(Extracted data entries)
──────
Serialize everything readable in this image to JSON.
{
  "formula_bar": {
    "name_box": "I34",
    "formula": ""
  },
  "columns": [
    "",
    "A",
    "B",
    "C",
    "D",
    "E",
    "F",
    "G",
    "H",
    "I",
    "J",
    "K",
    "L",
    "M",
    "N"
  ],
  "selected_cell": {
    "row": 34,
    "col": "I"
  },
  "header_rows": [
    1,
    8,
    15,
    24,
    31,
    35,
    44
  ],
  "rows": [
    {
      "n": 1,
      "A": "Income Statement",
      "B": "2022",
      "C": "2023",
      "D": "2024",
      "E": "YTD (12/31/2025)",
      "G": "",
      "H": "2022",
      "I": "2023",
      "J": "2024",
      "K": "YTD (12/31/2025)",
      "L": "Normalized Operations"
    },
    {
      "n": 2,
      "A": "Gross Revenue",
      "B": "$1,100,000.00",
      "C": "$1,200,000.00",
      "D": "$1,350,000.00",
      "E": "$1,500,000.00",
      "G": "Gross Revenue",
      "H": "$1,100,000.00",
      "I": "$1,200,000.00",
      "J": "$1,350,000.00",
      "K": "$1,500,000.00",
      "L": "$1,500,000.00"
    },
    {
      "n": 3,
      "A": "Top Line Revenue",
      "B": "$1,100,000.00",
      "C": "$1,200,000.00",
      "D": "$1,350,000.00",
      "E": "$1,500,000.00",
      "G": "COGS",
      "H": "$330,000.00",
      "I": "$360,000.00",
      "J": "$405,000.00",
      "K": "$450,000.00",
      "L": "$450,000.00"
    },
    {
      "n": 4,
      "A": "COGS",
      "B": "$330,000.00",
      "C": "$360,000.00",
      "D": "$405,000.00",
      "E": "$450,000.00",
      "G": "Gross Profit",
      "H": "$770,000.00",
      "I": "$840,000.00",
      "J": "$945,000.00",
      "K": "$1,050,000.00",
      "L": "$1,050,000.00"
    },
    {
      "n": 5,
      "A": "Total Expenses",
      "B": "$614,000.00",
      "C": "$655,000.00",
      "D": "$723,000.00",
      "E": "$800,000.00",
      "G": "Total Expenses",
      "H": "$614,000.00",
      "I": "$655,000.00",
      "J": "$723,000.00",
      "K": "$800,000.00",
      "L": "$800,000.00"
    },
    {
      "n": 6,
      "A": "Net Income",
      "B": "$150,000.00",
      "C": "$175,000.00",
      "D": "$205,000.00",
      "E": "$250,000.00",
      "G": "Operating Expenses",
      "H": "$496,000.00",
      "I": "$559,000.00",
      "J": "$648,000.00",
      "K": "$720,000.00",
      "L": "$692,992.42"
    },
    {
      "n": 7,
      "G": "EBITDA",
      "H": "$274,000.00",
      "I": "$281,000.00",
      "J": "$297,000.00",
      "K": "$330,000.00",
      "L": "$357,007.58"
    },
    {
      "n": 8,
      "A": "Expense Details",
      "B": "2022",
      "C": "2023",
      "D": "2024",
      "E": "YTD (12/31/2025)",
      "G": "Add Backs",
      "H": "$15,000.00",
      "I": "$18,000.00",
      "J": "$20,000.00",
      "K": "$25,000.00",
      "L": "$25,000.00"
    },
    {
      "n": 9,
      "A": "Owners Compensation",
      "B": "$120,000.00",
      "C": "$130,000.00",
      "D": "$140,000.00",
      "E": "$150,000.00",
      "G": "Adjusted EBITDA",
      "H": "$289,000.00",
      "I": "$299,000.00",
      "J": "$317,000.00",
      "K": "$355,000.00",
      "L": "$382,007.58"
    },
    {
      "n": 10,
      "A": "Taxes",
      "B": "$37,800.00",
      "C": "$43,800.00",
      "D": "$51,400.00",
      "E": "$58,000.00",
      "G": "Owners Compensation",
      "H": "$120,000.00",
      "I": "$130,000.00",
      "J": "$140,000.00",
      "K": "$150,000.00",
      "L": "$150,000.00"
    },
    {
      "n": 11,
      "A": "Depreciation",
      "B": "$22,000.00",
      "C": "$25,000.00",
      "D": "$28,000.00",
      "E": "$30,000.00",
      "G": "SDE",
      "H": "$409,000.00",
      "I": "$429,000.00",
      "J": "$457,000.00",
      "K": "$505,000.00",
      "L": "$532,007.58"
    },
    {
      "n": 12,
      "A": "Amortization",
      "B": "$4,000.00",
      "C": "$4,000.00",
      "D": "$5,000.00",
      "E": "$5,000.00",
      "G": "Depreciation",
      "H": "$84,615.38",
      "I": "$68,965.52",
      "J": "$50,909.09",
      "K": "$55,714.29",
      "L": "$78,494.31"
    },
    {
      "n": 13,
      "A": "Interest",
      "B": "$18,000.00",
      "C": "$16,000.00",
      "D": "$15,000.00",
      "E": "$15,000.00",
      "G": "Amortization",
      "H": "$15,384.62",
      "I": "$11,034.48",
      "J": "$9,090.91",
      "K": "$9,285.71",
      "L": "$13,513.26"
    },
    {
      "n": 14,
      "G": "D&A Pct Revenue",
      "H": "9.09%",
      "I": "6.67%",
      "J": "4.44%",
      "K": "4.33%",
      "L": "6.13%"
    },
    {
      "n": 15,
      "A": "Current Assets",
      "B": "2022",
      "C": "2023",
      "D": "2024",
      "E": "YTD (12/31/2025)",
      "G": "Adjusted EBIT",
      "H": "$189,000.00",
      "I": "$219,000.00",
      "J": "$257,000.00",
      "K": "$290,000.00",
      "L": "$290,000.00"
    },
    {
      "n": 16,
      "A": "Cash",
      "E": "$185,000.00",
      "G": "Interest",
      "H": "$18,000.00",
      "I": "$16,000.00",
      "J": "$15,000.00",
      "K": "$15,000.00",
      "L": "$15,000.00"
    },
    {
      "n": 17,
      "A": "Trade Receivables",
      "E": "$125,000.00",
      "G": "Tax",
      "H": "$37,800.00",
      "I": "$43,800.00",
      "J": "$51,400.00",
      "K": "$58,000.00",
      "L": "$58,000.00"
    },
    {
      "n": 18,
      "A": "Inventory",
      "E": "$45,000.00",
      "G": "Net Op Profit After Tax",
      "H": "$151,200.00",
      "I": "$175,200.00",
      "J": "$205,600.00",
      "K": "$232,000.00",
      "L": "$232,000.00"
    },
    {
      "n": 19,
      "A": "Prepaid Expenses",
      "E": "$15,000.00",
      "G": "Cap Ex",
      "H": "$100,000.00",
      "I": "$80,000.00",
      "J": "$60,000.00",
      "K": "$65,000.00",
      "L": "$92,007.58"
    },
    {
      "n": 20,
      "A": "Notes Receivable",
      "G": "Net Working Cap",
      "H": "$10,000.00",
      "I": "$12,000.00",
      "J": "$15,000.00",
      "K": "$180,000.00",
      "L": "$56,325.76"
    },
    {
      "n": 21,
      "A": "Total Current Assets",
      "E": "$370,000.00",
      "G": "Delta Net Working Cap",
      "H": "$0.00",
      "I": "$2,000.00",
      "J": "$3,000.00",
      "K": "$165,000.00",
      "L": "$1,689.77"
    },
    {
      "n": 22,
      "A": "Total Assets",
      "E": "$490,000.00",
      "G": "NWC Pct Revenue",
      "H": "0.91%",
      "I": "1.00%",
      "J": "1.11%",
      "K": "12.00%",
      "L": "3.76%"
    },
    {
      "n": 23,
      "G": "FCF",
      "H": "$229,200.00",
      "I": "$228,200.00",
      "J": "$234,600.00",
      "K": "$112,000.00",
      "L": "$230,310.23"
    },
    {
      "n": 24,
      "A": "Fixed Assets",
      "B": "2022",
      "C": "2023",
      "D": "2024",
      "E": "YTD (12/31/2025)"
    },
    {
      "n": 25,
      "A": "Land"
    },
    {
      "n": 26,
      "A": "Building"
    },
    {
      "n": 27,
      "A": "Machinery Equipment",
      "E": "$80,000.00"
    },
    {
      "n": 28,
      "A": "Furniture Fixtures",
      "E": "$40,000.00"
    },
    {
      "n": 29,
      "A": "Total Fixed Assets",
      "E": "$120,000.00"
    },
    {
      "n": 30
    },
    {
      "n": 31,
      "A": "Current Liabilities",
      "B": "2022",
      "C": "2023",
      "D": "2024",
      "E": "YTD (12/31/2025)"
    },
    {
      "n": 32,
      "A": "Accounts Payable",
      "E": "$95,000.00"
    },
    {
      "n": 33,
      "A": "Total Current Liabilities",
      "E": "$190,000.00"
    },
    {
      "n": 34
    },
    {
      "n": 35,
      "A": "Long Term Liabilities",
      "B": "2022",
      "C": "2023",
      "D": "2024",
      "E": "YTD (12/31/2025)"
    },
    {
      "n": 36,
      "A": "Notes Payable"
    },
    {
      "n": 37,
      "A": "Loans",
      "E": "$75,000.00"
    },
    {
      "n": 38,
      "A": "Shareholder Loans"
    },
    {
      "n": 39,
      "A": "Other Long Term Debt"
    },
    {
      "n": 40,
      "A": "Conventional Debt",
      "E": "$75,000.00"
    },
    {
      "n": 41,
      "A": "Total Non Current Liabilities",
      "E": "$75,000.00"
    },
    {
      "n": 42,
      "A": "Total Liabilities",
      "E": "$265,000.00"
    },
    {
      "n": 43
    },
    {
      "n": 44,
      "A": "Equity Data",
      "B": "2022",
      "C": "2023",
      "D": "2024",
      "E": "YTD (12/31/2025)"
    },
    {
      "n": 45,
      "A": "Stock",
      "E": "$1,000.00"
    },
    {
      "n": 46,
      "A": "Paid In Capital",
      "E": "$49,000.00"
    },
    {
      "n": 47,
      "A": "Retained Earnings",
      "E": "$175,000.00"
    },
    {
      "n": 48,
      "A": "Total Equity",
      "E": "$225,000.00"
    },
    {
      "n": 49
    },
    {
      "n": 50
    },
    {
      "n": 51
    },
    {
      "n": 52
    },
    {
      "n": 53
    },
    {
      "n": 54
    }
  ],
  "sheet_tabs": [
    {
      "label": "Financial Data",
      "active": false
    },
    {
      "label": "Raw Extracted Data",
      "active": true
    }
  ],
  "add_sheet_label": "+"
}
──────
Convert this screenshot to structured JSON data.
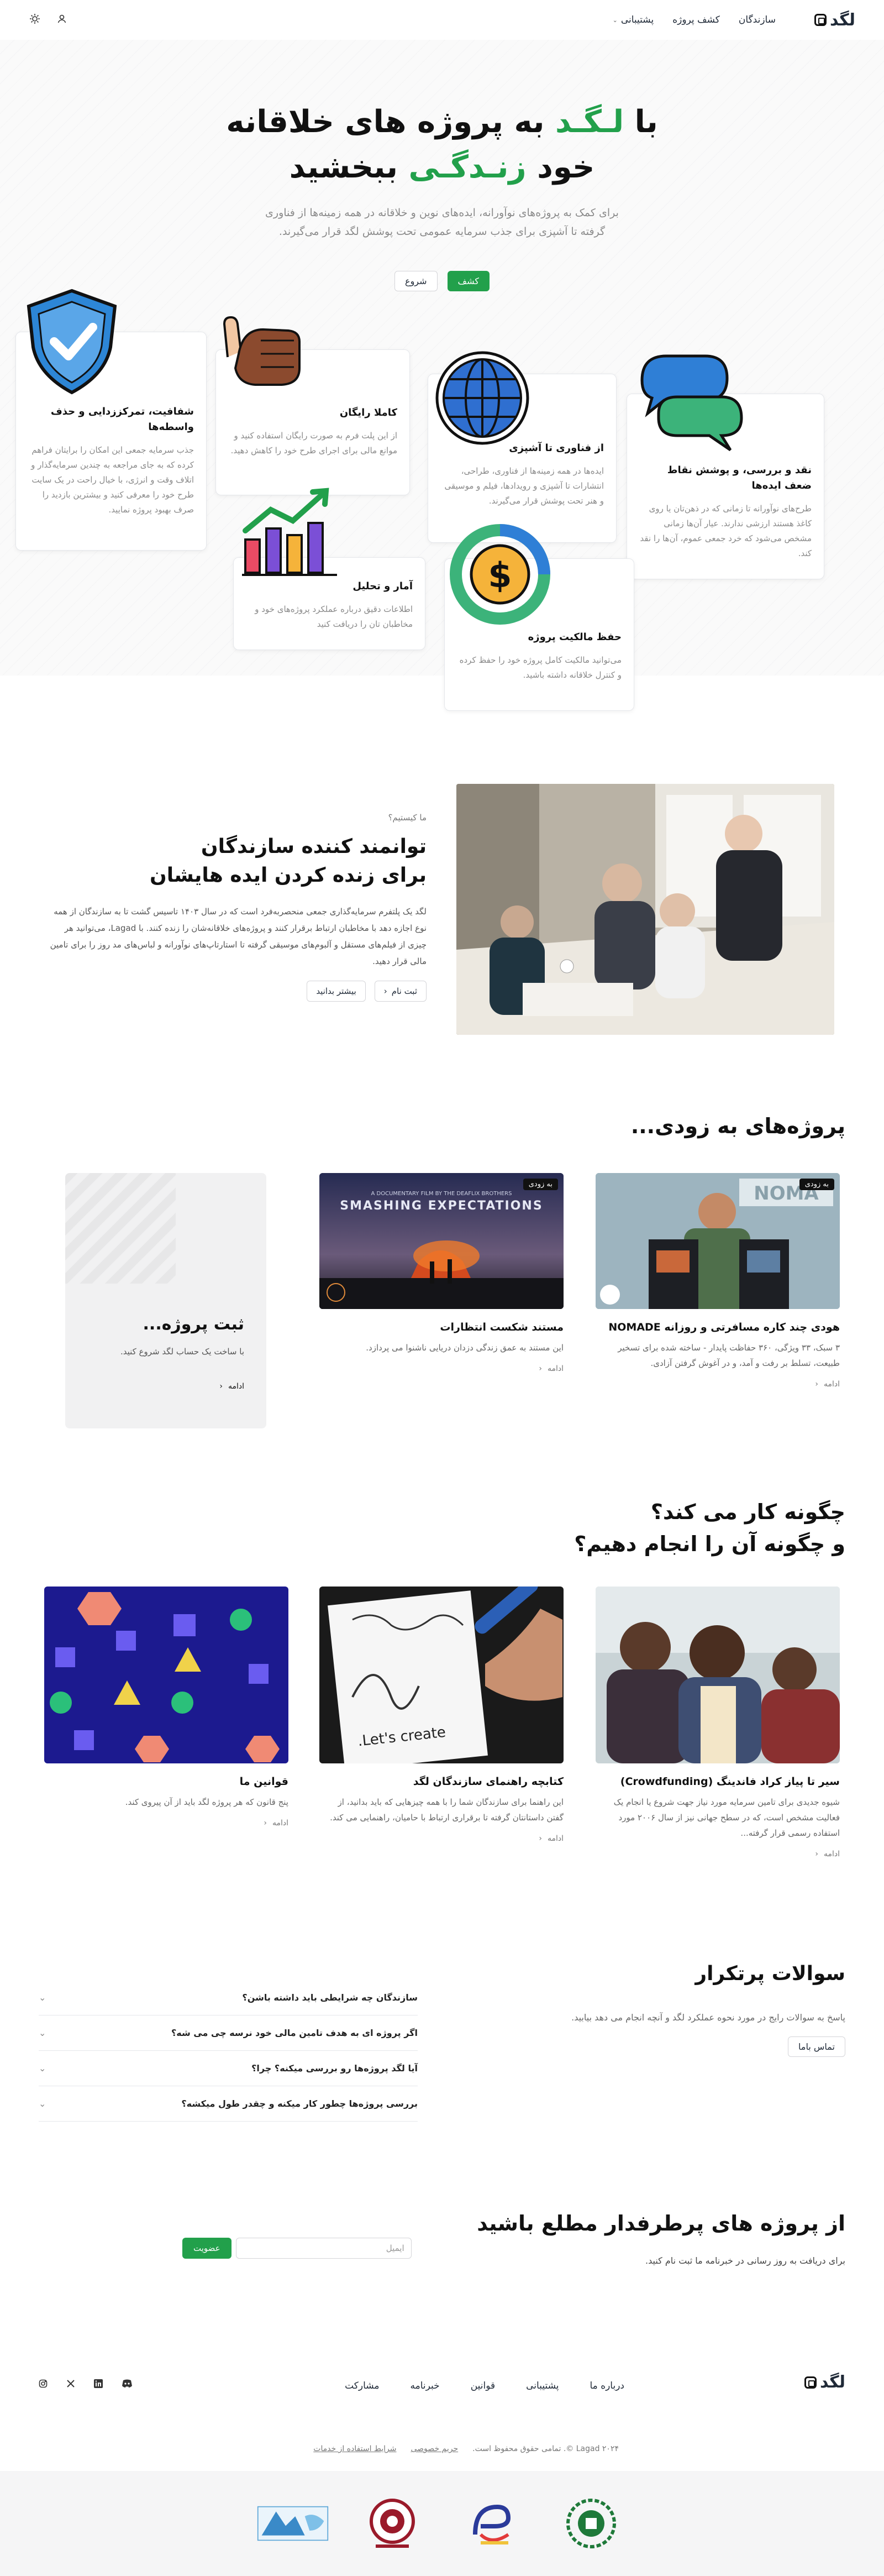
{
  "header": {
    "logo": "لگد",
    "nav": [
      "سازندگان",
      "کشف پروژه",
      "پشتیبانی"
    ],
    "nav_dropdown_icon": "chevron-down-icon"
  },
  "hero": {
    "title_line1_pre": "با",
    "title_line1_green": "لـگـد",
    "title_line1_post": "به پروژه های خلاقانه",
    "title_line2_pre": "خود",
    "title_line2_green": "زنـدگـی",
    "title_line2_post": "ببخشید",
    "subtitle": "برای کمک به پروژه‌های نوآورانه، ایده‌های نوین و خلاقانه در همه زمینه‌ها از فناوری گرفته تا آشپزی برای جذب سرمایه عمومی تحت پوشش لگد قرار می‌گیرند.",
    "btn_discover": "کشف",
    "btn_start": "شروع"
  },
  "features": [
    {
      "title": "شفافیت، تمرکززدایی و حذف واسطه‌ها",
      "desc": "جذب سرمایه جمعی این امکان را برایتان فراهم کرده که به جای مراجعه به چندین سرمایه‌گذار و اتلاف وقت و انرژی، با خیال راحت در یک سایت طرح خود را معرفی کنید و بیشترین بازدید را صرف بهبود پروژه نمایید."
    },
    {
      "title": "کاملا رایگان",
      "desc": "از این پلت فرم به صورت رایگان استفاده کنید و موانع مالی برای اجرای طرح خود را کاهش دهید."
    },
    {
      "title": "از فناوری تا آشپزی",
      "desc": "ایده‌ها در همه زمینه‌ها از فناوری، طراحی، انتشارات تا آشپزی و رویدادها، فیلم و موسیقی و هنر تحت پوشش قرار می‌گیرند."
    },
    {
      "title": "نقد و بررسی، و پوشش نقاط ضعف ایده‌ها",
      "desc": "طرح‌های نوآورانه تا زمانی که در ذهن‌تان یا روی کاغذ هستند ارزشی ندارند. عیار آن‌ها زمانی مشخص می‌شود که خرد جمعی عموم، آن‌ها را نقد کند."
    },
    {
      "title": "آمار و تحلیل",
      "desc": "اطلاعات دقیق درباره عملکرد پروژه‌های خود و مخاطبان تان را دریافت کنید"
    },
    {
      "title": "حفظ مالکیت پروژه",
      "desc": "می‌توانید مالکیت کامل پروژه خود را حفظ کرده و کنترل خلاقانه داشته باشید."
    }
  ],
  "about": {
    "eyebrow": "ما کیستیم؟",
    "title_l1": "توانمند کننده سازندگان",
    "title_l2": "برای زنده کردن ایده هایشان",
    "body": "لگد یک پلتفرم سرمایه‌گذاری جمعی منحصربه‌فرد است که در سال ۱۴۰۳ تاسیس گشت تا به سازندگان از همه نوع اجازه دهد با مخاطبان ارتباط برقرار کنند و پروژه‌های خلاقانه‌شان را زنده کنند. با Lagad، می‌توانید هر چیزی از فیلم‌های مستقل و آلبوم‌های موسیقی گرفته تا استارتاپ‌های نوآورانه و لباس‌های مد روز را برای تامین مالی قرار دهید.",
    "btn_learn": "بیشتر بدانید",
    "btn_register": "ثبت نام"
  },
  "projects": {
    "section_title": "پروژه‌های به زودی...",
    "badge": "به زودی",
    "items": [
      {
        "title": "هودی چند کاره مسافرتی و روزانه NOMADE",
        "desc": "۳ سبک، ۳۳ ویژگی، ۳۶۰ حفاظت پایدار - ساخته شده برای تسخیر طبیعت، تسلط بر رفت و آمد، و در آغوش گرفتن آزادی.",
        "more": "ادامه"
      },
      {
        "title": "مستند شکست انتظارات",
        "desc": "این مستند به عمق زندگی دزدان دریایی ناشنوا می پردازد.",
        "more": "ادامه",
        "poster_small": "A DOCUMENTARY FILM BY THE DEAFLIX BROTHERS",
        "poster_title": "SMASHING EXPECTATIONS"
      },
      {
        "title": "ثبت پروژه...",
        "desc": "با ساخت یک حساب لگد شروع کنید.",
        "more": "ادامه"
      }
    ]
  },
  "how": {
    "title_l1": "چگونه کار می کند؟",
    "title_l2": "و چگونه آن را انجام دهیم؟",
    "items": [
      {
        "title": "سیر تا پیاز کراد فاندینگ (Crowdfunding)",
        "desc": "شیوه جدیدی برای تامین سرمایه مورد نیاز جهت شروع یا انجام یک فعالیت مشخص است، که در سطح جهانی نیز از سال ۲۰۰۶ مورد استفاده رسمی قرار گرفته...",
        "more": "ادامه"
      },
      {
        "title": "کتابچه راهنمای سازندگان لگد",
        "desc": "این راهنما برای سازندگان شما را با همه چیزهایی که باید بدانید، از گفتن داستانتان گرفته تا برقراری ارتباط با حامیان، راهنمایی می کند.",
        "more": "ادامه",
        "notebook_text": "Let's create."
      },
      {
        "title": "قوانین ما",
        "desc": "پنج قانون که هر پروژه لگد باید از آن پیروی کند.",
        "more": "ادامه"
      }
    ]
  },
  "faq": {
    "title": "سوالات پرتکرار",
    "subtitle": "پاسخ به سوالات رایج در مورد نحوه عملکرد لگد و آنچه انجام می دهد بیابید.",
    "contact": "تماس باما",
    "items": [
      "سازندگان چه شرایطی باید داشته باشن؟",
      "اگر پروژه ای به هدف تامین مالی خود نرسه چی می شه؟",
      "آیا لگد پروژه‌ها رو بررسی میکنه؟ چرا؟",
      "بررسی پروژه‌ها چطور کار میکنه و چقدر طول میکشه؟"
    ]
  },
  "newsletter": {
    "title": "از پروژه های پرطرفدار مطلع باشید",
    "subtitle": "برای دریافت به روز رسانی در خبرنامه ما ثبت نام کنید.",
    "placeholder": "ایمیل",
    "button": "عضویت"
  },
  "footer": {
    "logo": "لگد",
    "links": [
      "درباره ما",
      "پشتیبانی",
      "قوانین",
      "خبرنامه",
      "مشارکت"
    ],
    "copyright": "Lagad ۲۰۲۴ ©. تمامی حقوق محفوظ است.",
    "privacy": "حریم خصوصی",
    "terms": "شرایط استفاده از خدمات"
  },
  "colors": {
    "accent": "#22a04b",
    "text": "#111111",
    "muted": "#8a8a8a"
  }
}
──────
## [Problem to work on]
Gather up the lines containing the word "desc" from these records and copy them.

## [Finished task]
      "desc": "جذب سرمایه جمعی این امکان را برایتان فراهم کرده که به جای مراجعه به چندین سرمایه‌گذار و اتلاف وقت و انرژی، با خیال راحت در یک سایت طرح خود را معرفی کنید و بیشترین بازدید را صرف بهبود پروژه نمایید."
      "desc": "از این پلت فرم به صورت رایگان استفاده کنید و موانع مالی برای اجرای طرح خود را کاهش دهید."
      "desc": "ایده‌ها در همه زمینه‌ها از فناوری، طراحی، انتشارات تا آشپزی و رویدادها، فیلم و موسیقی و هنر تحت پوشش قرار می‌گیرند."
      "desc": "طرح‌های نوآورانه تا زمانی که در ذهن‌تان یا روی کاغذ هستند ارزشی ندارند. عیار آن‌ها زمانی مشخص می‌شود که خرد جمعی عموم، آن‌ها را نقد کند."
      "desc": "اطلاعات دقیق درباره عملکرد پروژه‌های خود و مخاطبان تان را دریافت کنید"
      "desc": "می‌توانید مالکیت کامل پروژه خود را حفظ کرده و کنترل خلاقانه داشته باشید."
        "desc": "۳ سبک، ۳۳ ویژگی، ۳۶۰ حفاظت پایدار - ساخته شده برای تسخیر طبیعت، تسلط بر رفت و آمد، و در آغوش گرفتن آزادی.",
        "desc": "این مستند به عمق زندگی دزدان دریایی ناشنوا می پردازد.",
        "desc": "با ساخت یک حساب لگد شروع کنید.",
        "desc": "شیوه جدیدی برای تامین سرمایه مورد نیاز جهت شروع یا انجام یک فعالیت مشخص است، که در سطح جهانی نیز از سال ۲۰۰۶ مورد استفاده رسمی قرار گرفته...",
        "desc": "این راهنما برای سازندگان شما را با همه چیزهایی که باید بدانید، از گفتن داستانتان گرفته تا برقراری ارتباط با حامیان، راهنمایی می کند.",
        "desc": "پنج قانون که هر پروژه لگد باید از آن پیروی کند.",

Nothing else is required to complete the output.